**REQUIREMENT**.
Return all of the following entries as written, but without the images.

[[ PROVIDED DATA open ]]

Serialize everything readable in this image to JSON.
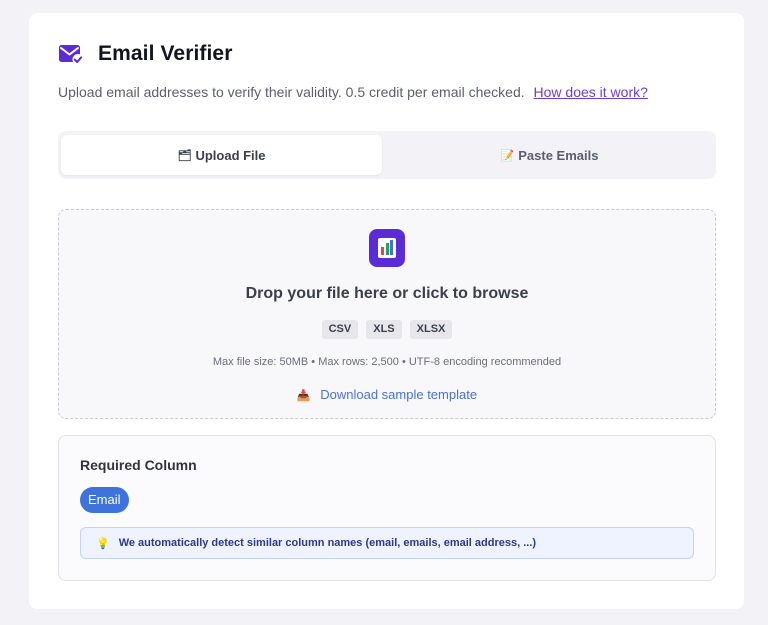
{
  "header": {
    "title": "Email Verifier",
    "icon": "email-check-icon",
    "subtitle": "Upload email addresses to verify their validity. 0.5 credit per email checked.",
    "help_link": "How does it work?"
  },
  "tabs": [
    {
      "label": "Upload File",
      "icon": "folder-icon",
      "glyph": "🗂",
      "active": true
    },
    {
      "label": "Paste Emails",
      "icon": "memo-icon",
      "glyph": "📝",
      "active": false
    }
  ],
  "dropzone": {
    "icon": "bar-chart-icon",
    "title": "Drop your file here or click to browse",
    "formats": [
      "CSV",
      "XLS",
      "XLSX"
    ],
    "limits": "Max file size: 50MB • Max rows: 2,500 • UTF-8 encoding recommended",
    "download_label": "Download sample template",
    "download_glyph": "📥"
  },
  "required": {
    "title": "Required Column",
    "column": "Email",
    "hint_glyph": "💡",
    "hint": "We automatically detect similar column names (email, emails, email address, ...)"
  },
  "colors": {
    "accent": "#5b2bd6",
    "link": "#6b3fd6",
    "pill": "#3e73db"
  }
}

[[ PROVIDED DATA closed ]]

**OUTPUT BELOW**.
Serialize everything readable in this image to JSON.
{
  "header": {
    "title": "Email Verifier",
    "icon": "email-check-icon",
    "subtitle": "Upload email addresses to verify their validity. 0.5 credit per email checked.",
    "help_link": "How does it work?"
  },
  "tabs": [
    {
      "label": "Upload File",
      "icon": "folder-icon",
      "glyph": "🗂",
      "active": true
    },
    {
      "label": "Paste Emails",
      "icon": "memo-icon",
      "glyph": "📝",
      "active": false
    }
  ],
  "dropzone": {
    "icon": "bar-chart-icon",
    "title": "Drop your file here or click to browse",
    "formats": [
      "CSV",
      "XLS",
      "XLSX"
    ],
    "limits": "Max file size: 50MB • Max rows: 2,500 • UTF-8 encoding recommended",
    "download_label": "Download sample template",
    "download_glyph": "📥"
  },
  "required": {
    "title": "Required Column",
    "column": "Email",
    "hint_glyph": "💡",
    "hint": "We automatically detect similar column names (email, emails, email address, ...)"
  },
  "colors": {
    "accent": "#5b2bd6",
    "link": "#6b3fd6",
    "pill": "#3e73db"
  }
}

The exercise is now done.